Later, Hiếu switched to selling lottery tickets on Lê Trọng Tấn Street of Tân Bình District.
The job was tough. “You are lucky if you meet kind people but you are also vulnerable to criminals,” he says.
One day, a criminal gang snatched his lottery tickets and threw him into a canal. He was saved by the teacher of a school for the handicapped who later became his massage teacher.
Hiếu learned to massage in the morning and sold lottery tickets in the afternoon. After learning the job, along with another friend, he opened a small massage parlour called Cho Bạn Cho Tôi (For Me For You).
Having been through difficult days of being tricked and bullied due to his disability, he understood well the obstacles faced by the sight-impaired people.
“Many sight-impaired people have high education, deep knowledge and high morals but do not have decent jobs due to their disability. Their life is unstable. The disabled also want to be like others. They want to do what they like and support themselves, which, however, is really difficult,” he says.
Knowing this, he has made great efforts to help as many vision impaired people as possible. With the business running smoothly, a few months later, he established another massage parlour, Ánh Dương (Sunlight), offering stable jobs to another 30 blind members.
“Ánh Dương is the light for the blind, the spiritual light to guide our way,” Hiếu explains about the parlour’s name.

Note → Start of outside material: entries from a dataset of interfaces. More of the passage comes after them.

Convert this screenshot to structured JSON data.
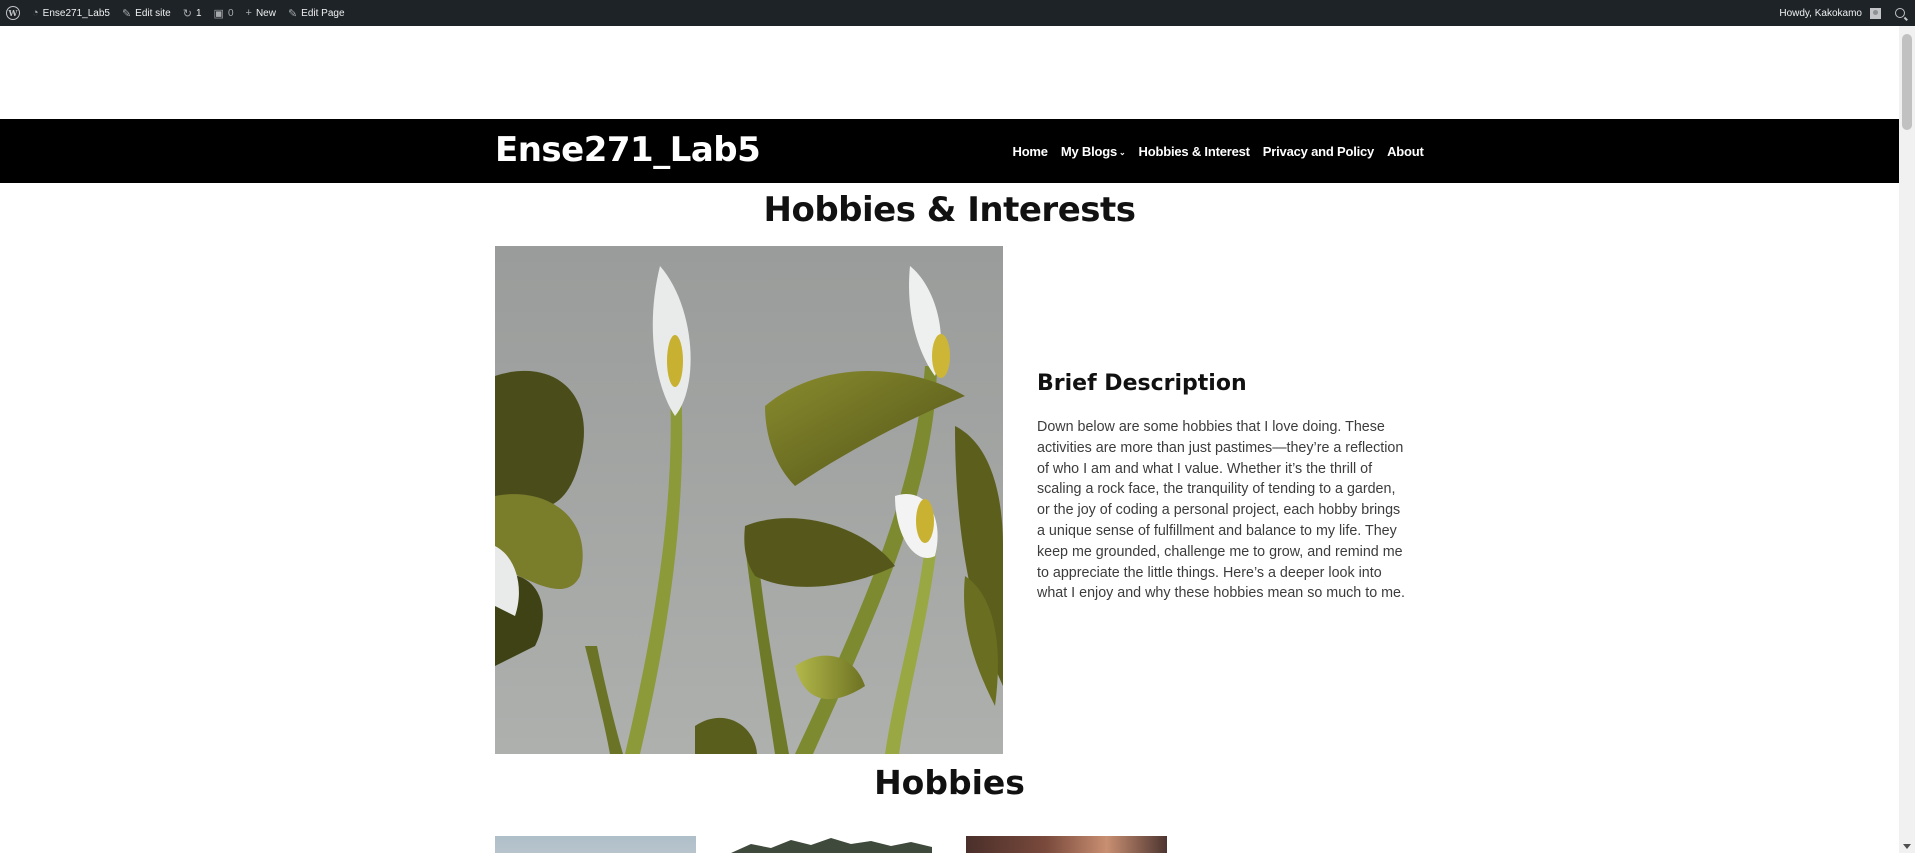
{
  "admin_bar": {
    "site_name": "Ense271_Lab5",
    "edit_site": "Edit site",
    "updates_count": "1",
    "comments_count": "0",
    "new_label": "New",
    "edit_page": "Edit Page",
    "greeting": "Howdy, Kakokamo"
  },
  "header": {
    "site_title": "Ense271_Lab5",
    "nav": [
      {
        "label": "Home"
      },
      {
        "label": "My Blogs"
      },
      {
        "label": "Hobbies & Interest"
      },
      {
        "label": "Privacy and Policy"
      },
      {
        "label": "About"
      }
    ]
  },
  "main": {
    "page_title": "Hobbies & Interests",
    "description_heading": "Brief Description",
    "description_text": "Down below are some hobbies that I love doing. These activities are more than just pastimes—they’re a reflection of who I am and what I value. Whether it’s the thrill of scaling a rock face, the tranquility of tending to a garden, or the joy of coding a personal project, each hobby brings a unique sense of fulfillment and balance to my life. They keep me grounded, challenge me to grow, and remind me to appreciate the little things. Here’s a deeper look into what I enjoy and why these hobbies mean so much to me.",
    "hobbies_title": "Hobbies"
  },
  "colors": {
    "admin_bar_bg": "#1d2327",
    "header_bg": "#000000",
    "text": "#111111"
  },
  "icons": [
    "wordpress-logo-icon",
    "dashboard-icon",
    "pencil-icon",
    "update-icon",
    "comment-icon",
    "plus-icon",
    "edit-icon",
    "avatar-icon",
    "search-icon"
  ]
}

Conducting a business on a large scale is not a piece of cake, even for normal people. In addition to his friends and relatives’ support, he had to work hard from dawn to dusk to maintain his business.
Thirty-eight-year-old Phan Thị Phương Dung who used to sell mufflers and cotton swab on the pavement to raise her two children is a member of Hiếu’s parlour.
Her life has now been much better thanks to her stable job at Ánh Dương.
“We do not expect mercy or support from society, but we aspire to live through our own efforts like normal people,” she says.
Dung and other former blind lottery tickets sellers or students who have been working for Hiếu’s parlours are making great efforts to obtain recognition for their ability.
Hiếu lost many things in life — aspirations, youth, future family — but now he is a content man.
The staff at the parlours are a close-knit family. They eat, travel and joke with each other. They all share a common thing: darkness.
“Losing light does not mean losing everything. We are losers only when we lose ourselves,” Hiếu says. VNS